Keywords

Post Traumatic Stress Disorder Obstructive Sleep Apnea Substance Use Disorder Residential Treatment Program Veteran PTSD PAP Treatment Residential Treatment Apnea Sleep Apnea Syndromes Sleep Apnea, Obstructive Disease Substance-Related Disorders Stress Disorders, Traumatic Stress Disorders, Post-Traumatic Positive Airway Pressure Device

Eligibility

You can join if…

Open to people ages 18 years and up

  • a Veteran of the U.S. military or Reserve/National Guard member
  • at least 18 years of age
  • have an AHI 5 per hour
  • experienced trauma that occurred in childhood or adulthood; at least one month post-trauma
  • have current DSM-5 diagnoses of SUD via SCID-SUD module with a minimum 20 days of substance use in the last 90 days (Timeline Follow-back)
  • Full PTSD diagnosis via clinician administered PTSD scale
  • are literate in English
  • are on the PTSD track of the SARRTP unit
  • are capable of giving informed consent

You CAN'T join if...

  • have central sleep apnea (AHI >=5 and > 50% central apneas)
  • arrives on the SARRTP unit already using a PAP device (Veteran's previously diagnosed with OSA, but not using PAP therapy will be eligible)
  • the SARRTP medical staff advises against the study based on medical history and physical examination; d) history of severe cognitive impairment (via MOCA < 26)
  • history of psychosis or mania independent of substance use will be excluded because the presence of these disorders can impede therapy progress

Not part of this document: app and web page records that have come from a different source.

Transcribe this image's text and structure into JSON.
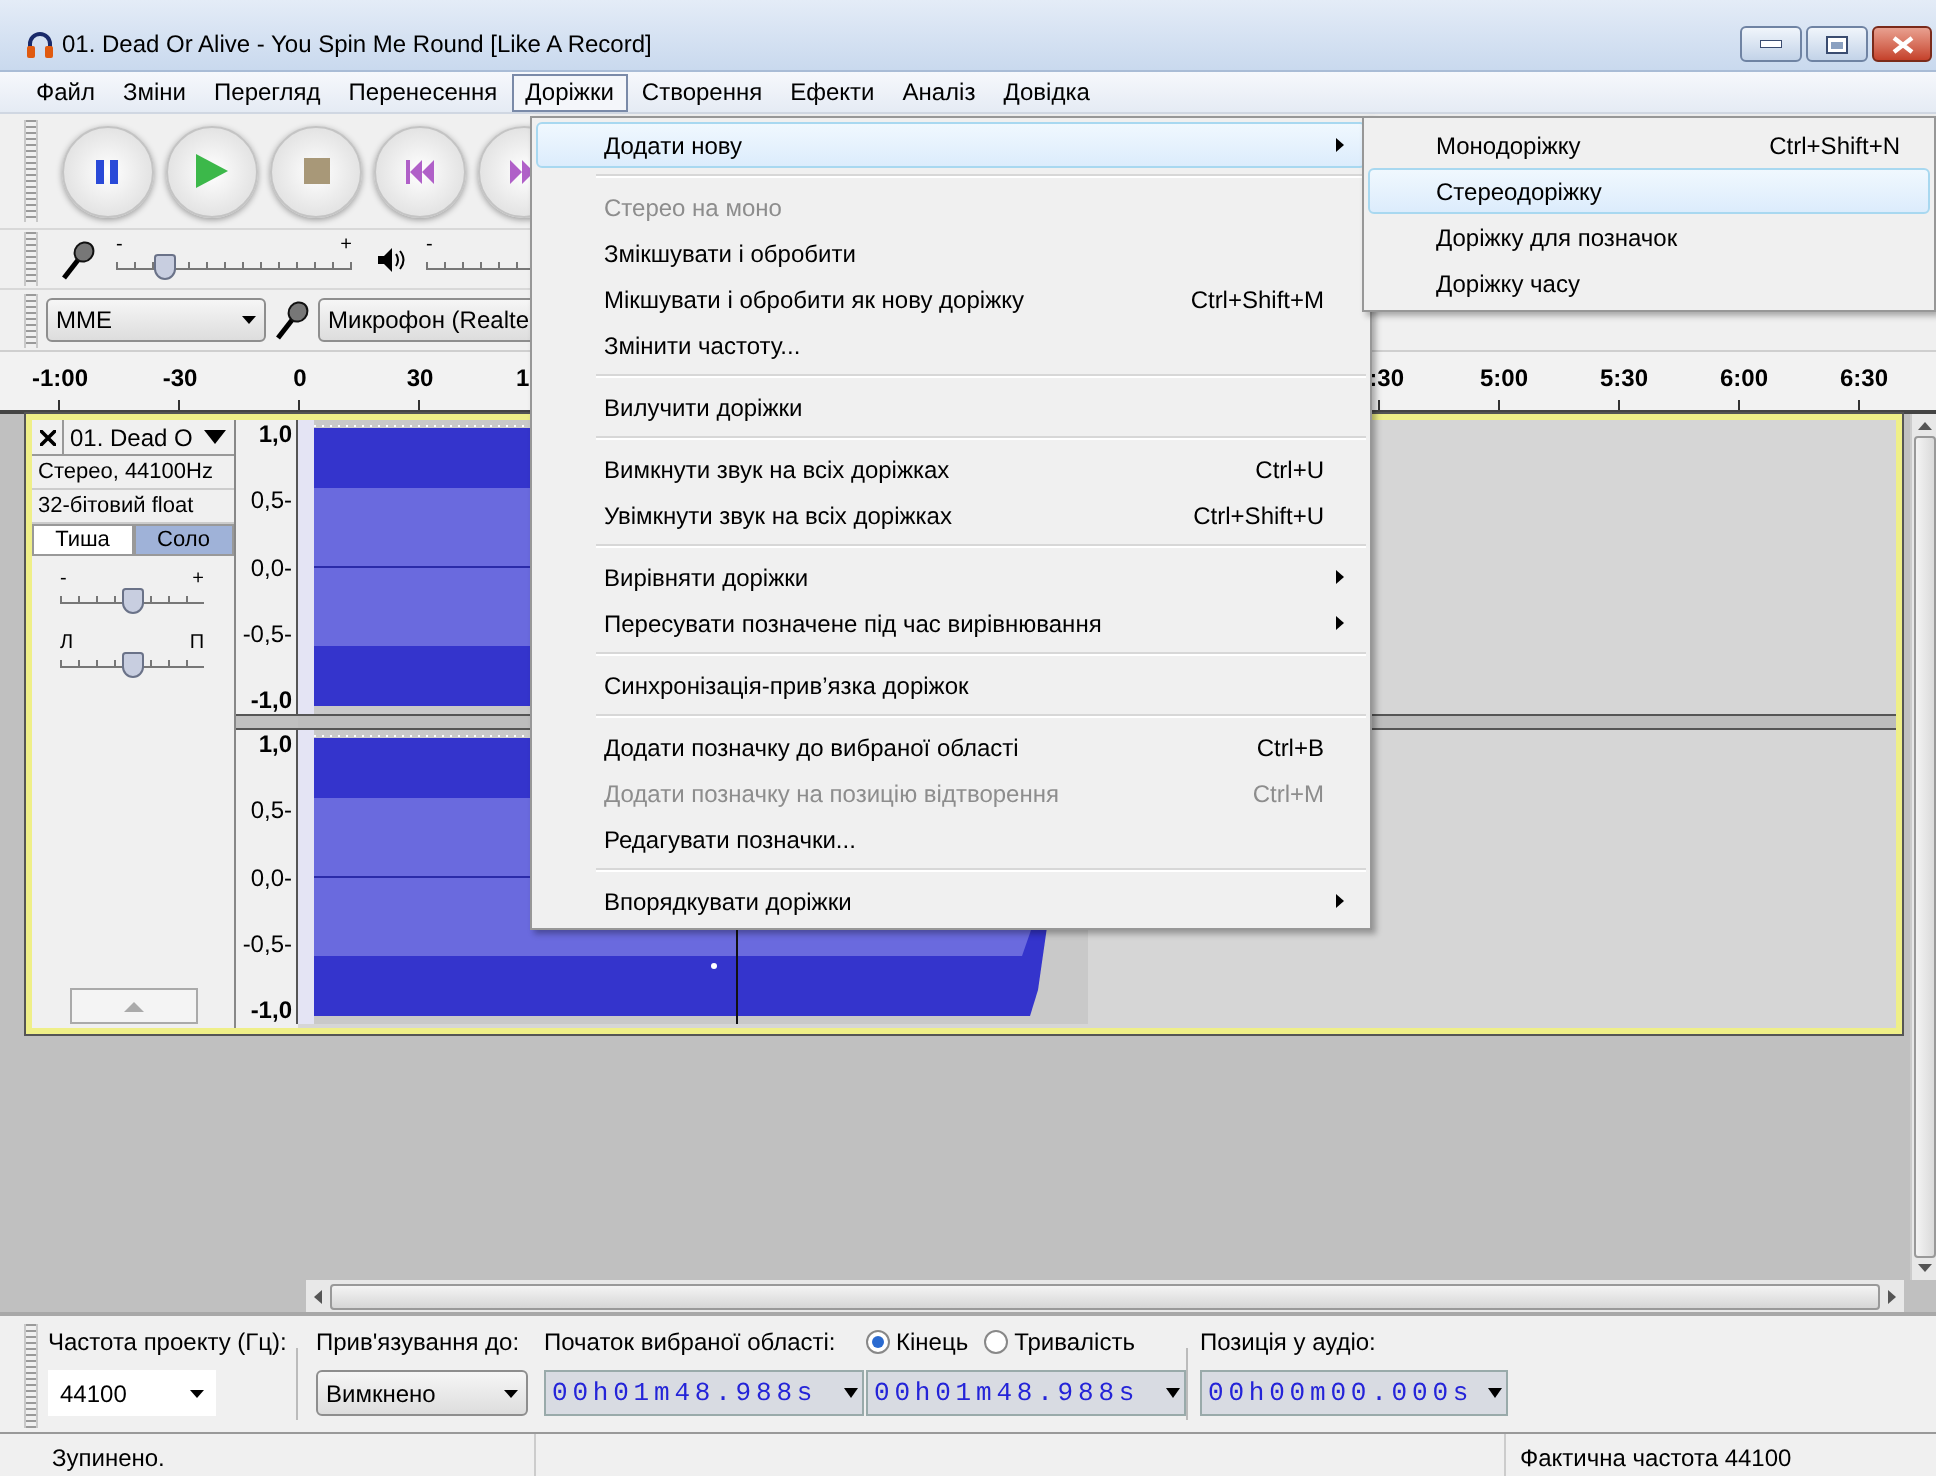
{
  "window": {
    "title": "01. Dead Or Alive - You Spin Me Round [Like A Record]"
  },
  "menubar": [
    {
      "label": "Файл",
      "selected": false
    },
    {
      "label": "Зміни",
      "selected": false
    },
    {
      "label": "Перегляд",
      "selected": false
    },
    {
      "label": "Перенесення",
      "selected": false
    },
    {
      "label": "Доріжки",
      "selected": true
    },
    {
      "label": "Створення",
      "selected": false
    },
    {
      "label": "Ефекти",
      "selected": false
    },
    {
      "label": "Аналіз",
      "selected": false
    },
    {
      "label": "Довідка",
      "selected": false
    }
  ],
  "meter_toolbar": {
    "input_slider": {
      "min_label": "-",
      "max_label": "+",
      "level": 0.2
    },
    "output_slider": {
      "min_label": "-"
    }
  },
  "device_toolbar": {
    "host": "MME",
    "input_device": "Микрофон (Realte"
  },
  "ruler": {
    "left_labels": [
      "-1:00",
      "-30",
      "0",
      "30",
      "1"
    ],
    "right_labels": [
      ":30",
      "5:00",
      "5:30",
      "6:00",
      "6:30"
    ]
  },
  "track": {
    "name": "01. Dead O",
    "info": [
      "Стерео, 44100Hz",
      "32-бітовий float"
    ],
    "mute": {
      "label": "Тиша",
      "selected": false
    },
    "solo": {
      "label": "Соло",
      "selected": true
    },
    "gain": {
      "min_label": "-",
      "max_label": "+",
      "level": 0.5
    },
    "pan": {
      "min_label": "Л",
      "max_label": "П",
      "level": 0.5
    },
    "channels": [
      {
        "scale": [
          "1,0",
          "0,5-",
          "0,0-",
          "-0,5-",
          "-1,0"
        ]
      },
      {
        "scale": [
          "1,0",
          "0,5-",
          "0,0-",
          "-0,5-",
          "-1,0"
        ]
      }
    ]
  },
  "menu": {
    "items": [
      {
        "kind": "item",
        "label": "Додати нову",
        "submenu": true,
        "disabled": false,
        "selected": true
      },
      {
        "kind": "separator"
      },
      {
        "kind": "item",
        "label": "Стерео на моно",
        "disabled": true,
        "selected": false
      },
      {
        "kind": "item",
        "label": "Змікшувати і обробити",
        "disabled": false,
        "selected": false
      },
      {
        "kind": "item",
        "label": "Мікшувати і обробити як нову доріжку",
        "shortcut": "Ctrl+Shift+M",
        "disabled": false,
        "selected": false
      },
      {
        "kind": "item",
        "label": "Змінити частоту...",
        "disabled": false,
        "selected": false
      },
      {
        "kind": "separator"
      },
      {
        "kind": "item",
        "label": "Вилучити доріжки",
        "disabled": false,
        "selected": false
      },
      {
        "kind": "separator"
      },
      {
        "kind": "item",
        "label": "Вимкнути звук на всіх доріжках",
        "shortcut": "Ctrl+U",
        "disabled": false,
        "selected": false
      },
      {
        "kind": "item",
        "label": "Увімкнути звук на всіх доріжках",
        "shortcut": "Ctrl+Shift+U",
        "disabled": false,
        "selected": false
      },
      {
        "kind": "separator"
      },
      {
        "kind": "item",
        "label": "Вирівняти доріжки",
        "submenu": true,
        "disabled": false,
        "selected": false
      },
      {
        "kind": "item",
        "label": "Пересувати позначене під час вирівнювання",
        "submenu": true,
        "disabled": false,
        "selected": false
      },
      {
        "kind": "separator"
      },
      {
        "kind": "item",
        "label": "Синхронізація-прив’язка доріжок",
        "disabled": false,
        "selected": false
      },
      {
        "kind": "separator"
      },
      {
        "kind": "item",
        "label": "Додати позначку до вибраної області",
        "shortcut": "Ctrl+B",
        "disabled": false,
        "selected": false
      },
      {
        "kind": "item",
        "label": "Додати позначку на позицію відтворення",
        "shortcut": "Ctrl+M",
        "disabled": true,
        "selected": false
      },
      {
        "kind": "item",
        "label": "Редагувати позначки...",
        "disabled": false,
        "selected": false
      },
      {
        "kind": "separator"
      },
      {
        "kind": "item",
        "label": "Впорядкувати доріжки",
        "submenu": true,
        "disabled": false,
        "selected": false
      }
    ]
  },
  "submenu": {
    "items": [
      {
        "label": "Монодоріжку",
        "shortcut": "Ctrl+Shift+N",
        "selected": false
      },
      {
        "label": "Стереодоріжку",
        "selected": true
      },
      {
        "label": "Доріжку для позначок",
        "selected": false
      },
      {
        "label": "Доріжку часу",
        "selected": false
      }
    ]
  },
  "selection_toolbar": {
    "rate_label": "Частота проекту (Гц):",
    "rate": "44100",
    "snap_label": "Прив'язування до:",
    "snap": "Вимкнено",
    "start_label": "Початок вибраної області:",
    "start": "00h01m48.988s",
    "end_radio": {
      "label": "Кінець",
      "selected": true
    },
    "length_radio": {
      "label": "Тривалість",
      "selected": false
    },
    "end": "00h01m48.988s",
    "position_label": "Позиція у аудіо:",
    "position": "00h00m00.000s"
  },
  "status_bar": {
    "state": "Зупинено.",
    "rate": "Фактична частота 44100"
  }
}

Location

  • VA San Diego Healthcare System, San Diego, CA
    San Diego California 92161 United States

Lead Scientist at UCSD

  • Peter Colvonen, PhD
    Dr. Colvonen received his B.A. from Wesleyan University and his Ph.D. from University of Illinois, Chicago. He completed his pre-doctoral internship at the University of California, San Diego/V.A. San Diego Healthcare System. After receiving his Ph.D., Dr. Colvonen completed a postdoctoral fellowship at UCSD focusing on PTSD treatments and Alcohol use disorder.

Details

Status
not yet accepting patients
Start Date
Completion Date
(estimated)
Sponsor
VA Office of Research and Development
ID
NCT05156112
Study Type
Interventional
Participants
Expecting 194 study participants
Last Updated